- Facebook's new algorithm will highlight content across the platform -- including official business, celebrity or cause Pages, vice president of NewsFeed Adam Mosseri told Stratechery.
- The current algorithm, established in 2016, highlights friends and family content.
- These changes could mean you'll see more items from publisher and company Pages you previously interacted with, especially if your Facebook friends are interacting with them.
Facebook's latest algorithm change may not be as detrimental to publishers and companies as everybody thinks.
Facebook's old NewsFeed algorithm, which was set in place in spring 2016, highlighted content and conversations among family and friends. However, this new tweak will place value on "meaningful social interactions." Rather than spelling doom for publishers as many have suggested, this could actually mean more traffic to groups and official Pages from publishers and businesses, Facebook vice president of NewsFeed Adam Mosseri said in an interview with Stratechery.
"So if you and I had a back and forth conversation on a post from a Page, that would actually count as a meaningful social interaction," Mosseri said. "So it's more about the interactions between people and less about just the consumption of content from friends."
The takeaway for publishers: The world isn't necessarily ending.

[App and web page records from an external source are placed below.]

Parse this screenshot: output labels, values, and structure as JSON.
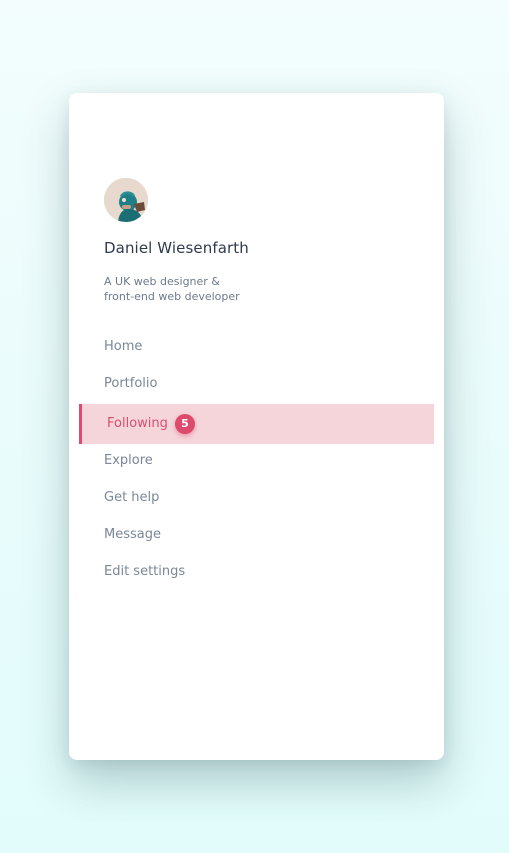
{
  "profile": {
    "name": "Daniel Wiesenfarth",
    "bio_line1": "A UK web designer &",
    "bio_line2": "front-end web developer"
  },
  "nav": {
    "items": [
      {
        "label": "Home"
      },
      {
        "label": "Portfolio"
      },
      {
        "label": "Following",
        "badge": "5",
        "active": true
      },
      {
        "label": "Explore"
      },
      {
        "label": "Get help"
      },
      {
        "label": "Message"
      },
      {
        "label": "Edit settings"
      }
    ]
  },
  "colors": {
    "accent": "#dc4a6c",
    "active_bg": "#f5d5da",
    "text_muted": "#7a8798",
    "text_dark": "#2f3b4d"
  }
}
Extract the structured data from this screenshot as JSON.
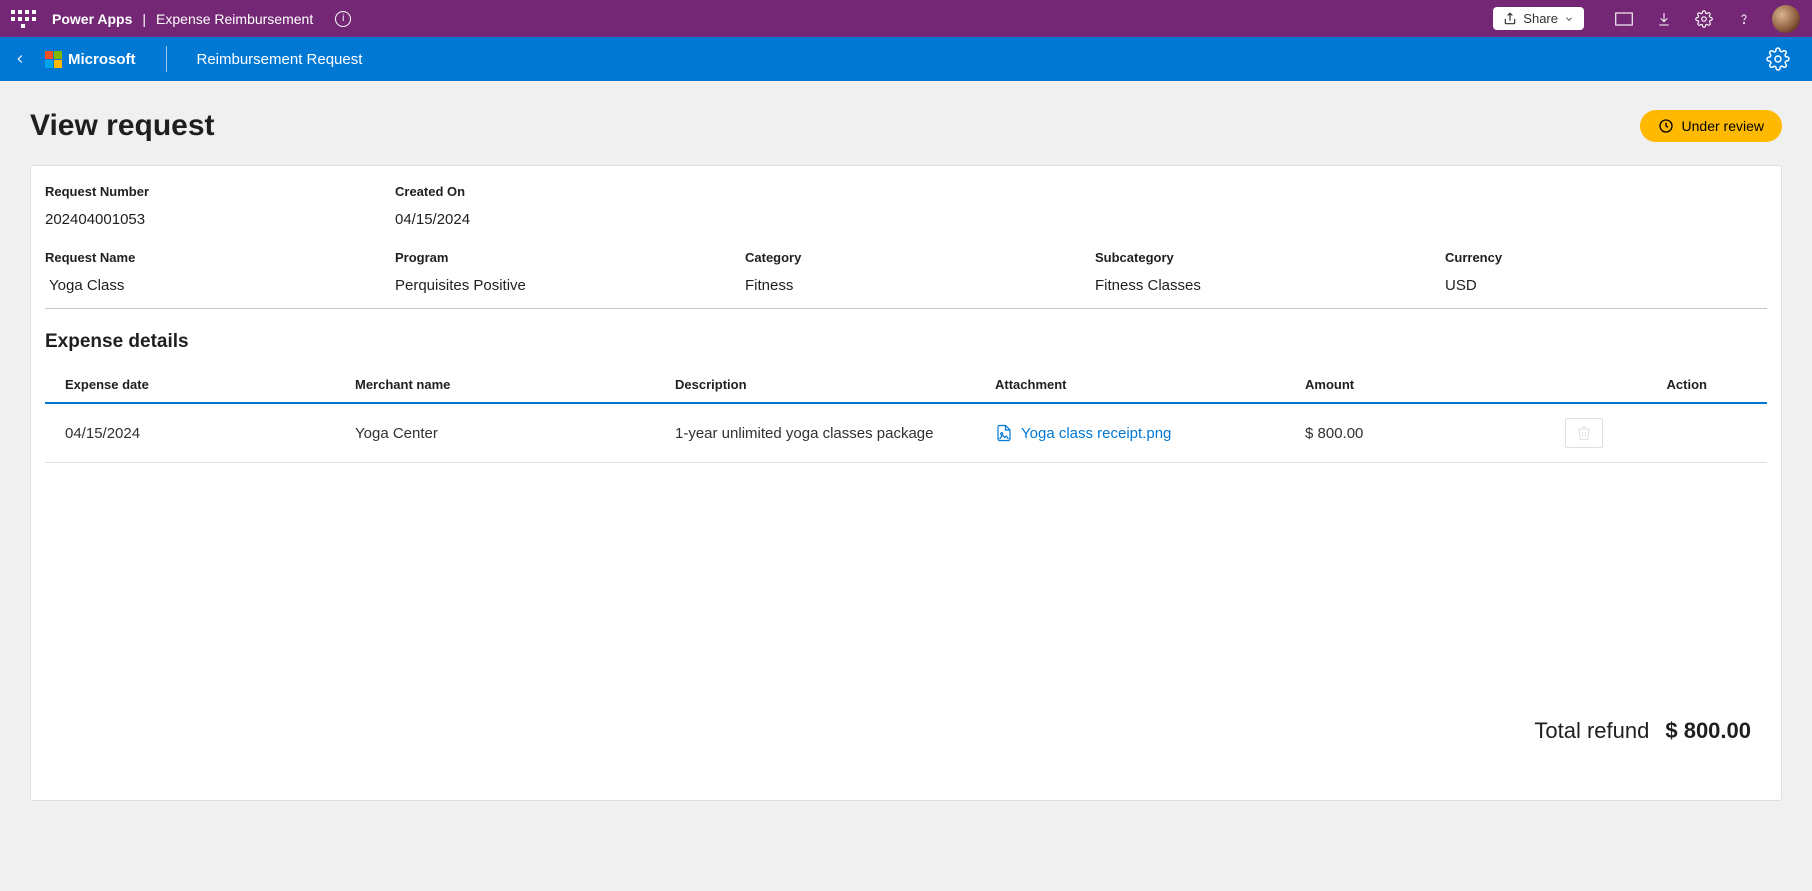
{
  "topbar": {
    "product": "Power Apps",
    "separator": "|",
    "app_name": "Expense Reimbursement",
    "share_label": "Share"
  },
  "appbar": {
    "brand": "Microsoft",
    "screen_title": "Reimbursement Request"
  },
  "page": {
    "title": "View request",
    "status_text": "Under review"
  },
  "request": {
    "number_label": "Request Number",
    "number_value": "202404001053",
    "created_label": "Created On",
    "created_value": "04/15/2024",
    "name_label": "Request Name",
    "name_value": "Yoga Class",
    "program_label": "Program",
    "program_value": "Perquisites Positive",
    "category_label": "Category",
    "category_value": "Fitness",
    "subcategory_label": "Subcategory",
    "subcategory_value": "Fitness Classes",
    "currency_label": "Currency",
    "currency_value": "USD"
  },
  "expense": {
    "section_title": "Expense details",
    "headers": {
      "date": "Expense date",
      "merchant": "Merchant name",
      "description": "Description",
      "attachment": "Attachment",
      "amount": "Amount",
      "action": "Action"
    },
    "rows": [
      {
        "date": "04/15/2024",
        "merchant": "Yoga Center",
        "description": "1-year unlimited yoga classes package",
        "attachment": "Yoga class receipt.png",
        "amount": "$ 800.00"
      }
    ],
    "total_label": "Total refund",
    "total_value": "$ 800.00"
  }
}
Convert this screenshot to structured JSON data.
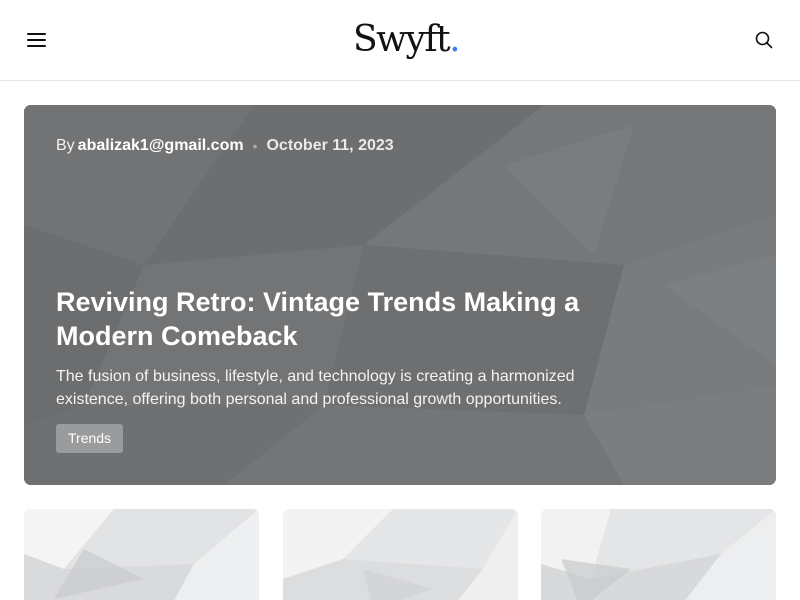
{
  "header": {
    "logo_text": "Swyft",
    "logo_dot": ".",
    "accent_color": "#3d7ef5",
    "menu_icon": "hamburger-menu-icon",
    "search_icon": "search-icon"
  },
  "hero": {
    "by_label": "By",
    "author": "abalizak1@gmail.com",
    "separator": "•",
    "date": "October 11, 2023",
    "title": "Reviving Retro: Vintage Trends Making a Modern Comeback",
    "excerpt": "The fusion of business, lifestyle, and technology is creating a harmonized existence, offering both personal and professional growth opportunities.",
    "tag": "Trends"
  },
  "cards": [
    {
      "image": "abstract-white-polygon-image"
    },
    {
      "image": "abstract-white-polygon-image"
    },
    {
      "image": "abstract-white-polygon-image"
    }
  ]
}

Publisher posts that don't get any meaningful engagement won't appear as prominently in the News Feed. But posts that people actually comment and share could be favored more highly.
Mosseri says Facebook changed its algorithm not to fight "fake news," but because the company was noticing more Page posts and videos being posted overall. It needed to make sure this flood of content wasn't drowning out social interactions that Facebook was built upon. So the company is going to favor material that is shared and commented upon.
The owners of Facebook Pages were especially posting more content because they received financial benefits when people clicked on their content.
Video has also boomed on the platform, especially in India. Carrier wars caused the price of data to go down, so time spent watching video grew much faster than overall time on Facebook, Mosseri said.
"Video by nature is very passive," Mosseri said. "So while you're watching a video on Facebook you don't tend to comment a lot, like a lot, or talk with your friends a lot, or read articles for that matter."
Facebook has acknowledged the adjustments may lower engagement time on platform in the short term. Video watch time is also going down, which is driving the drop in time spent on the Facebook platform Mosseri added.
However the company believes the NewsFeed shift will allow people to have more valuable and relevant conversations on the platform which will improve "well-being," Mosseri said. Shorter video watch time will also free up users to read more stories and comment.
"So we hope that the time spent on Facebook, though overall it will go down, is time well-spent or time better spent," Mosseri said.